Relational connection and physical activity are also good for warding off cognitive decline in the elderly and aging. Plus, these simple, nature-based activities can reduce stress and promote a sense of wellbeing for all.

Photo Credit: by Wikipedia.org
Photo Credit: by Wikipedia.org

How to implement a park prescription

For a park prescription to be effective, doctors should consider individual patient needs and preferences. Factors such as physical fitness, mobility, and personal interests can influence the choice of park and the type of activities recommended.

Healthcare providers can work with patients to develop personalized plans that incorporate regular visits to natural settings, ensuring that these experiences are enjoyable and sustainable. Best of all, you don’t have to plan a special trip to a national park for a nature prescription to be effective. You might just need to start getting outside more and paying regular visits to your neighborhood or town park.

If you do plan a visit to a national park, keep in mind there are some costs associated, including park entry fees and travel fees. Senior discounts and coupons are often available, so be sure to ask before purchasing your ticket.

In addition to prescribing park visits, healthcare providers can encourage patients to engage in other activities that can enhance the therapeutic benefits of nature. These activities might include mindful walking, nature journaling, nature photography, or simply sitting quietly and observing the natural surroundings.
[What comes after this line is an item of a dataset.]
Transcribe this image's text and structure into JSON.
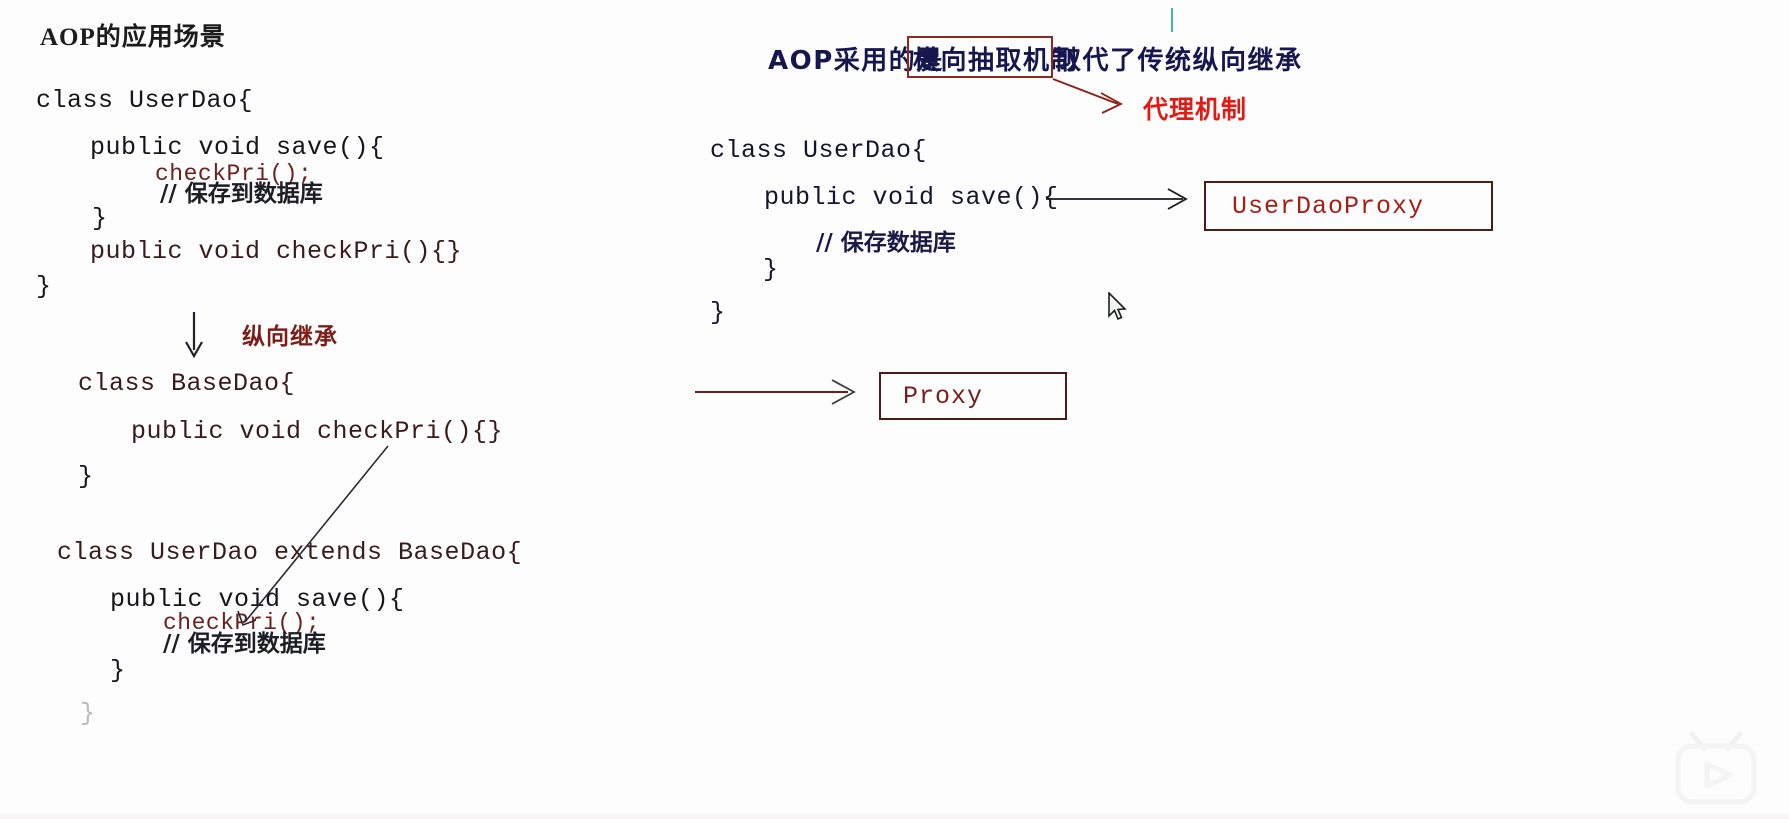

Integrating natural practices into your routine can help reinforce nature’s positive effects on mental health.

How to get a nature prescription from your doctor

The prescription of national park visits as a therapeutic tool for mental health is a promising approach that aligns with a growing body of research on the benefits of nature. National parks, with their diverse and breathtaking landscapes, offer ideal settings for mental rejuvenation and healing.

If you think a park prescription might be right for you, talk to your doctor about whether time in nature might be able to give your mental health a boost.

By incorporating park prescriptions into mental health care, we can harness the power of nature to support and enhance wellbeing, providing a holistic and accessible option for individuals seeking to improve their mental health.



The purpose of the above content is to raise awareness only and does not advocate treatment or diagnosis. This information should not be substituted for your physician's consultation and it should not indicate that use of the drug is safe and suitable for you or your (pet). Seek professional medical advice and treatment if you have any questions or concerns.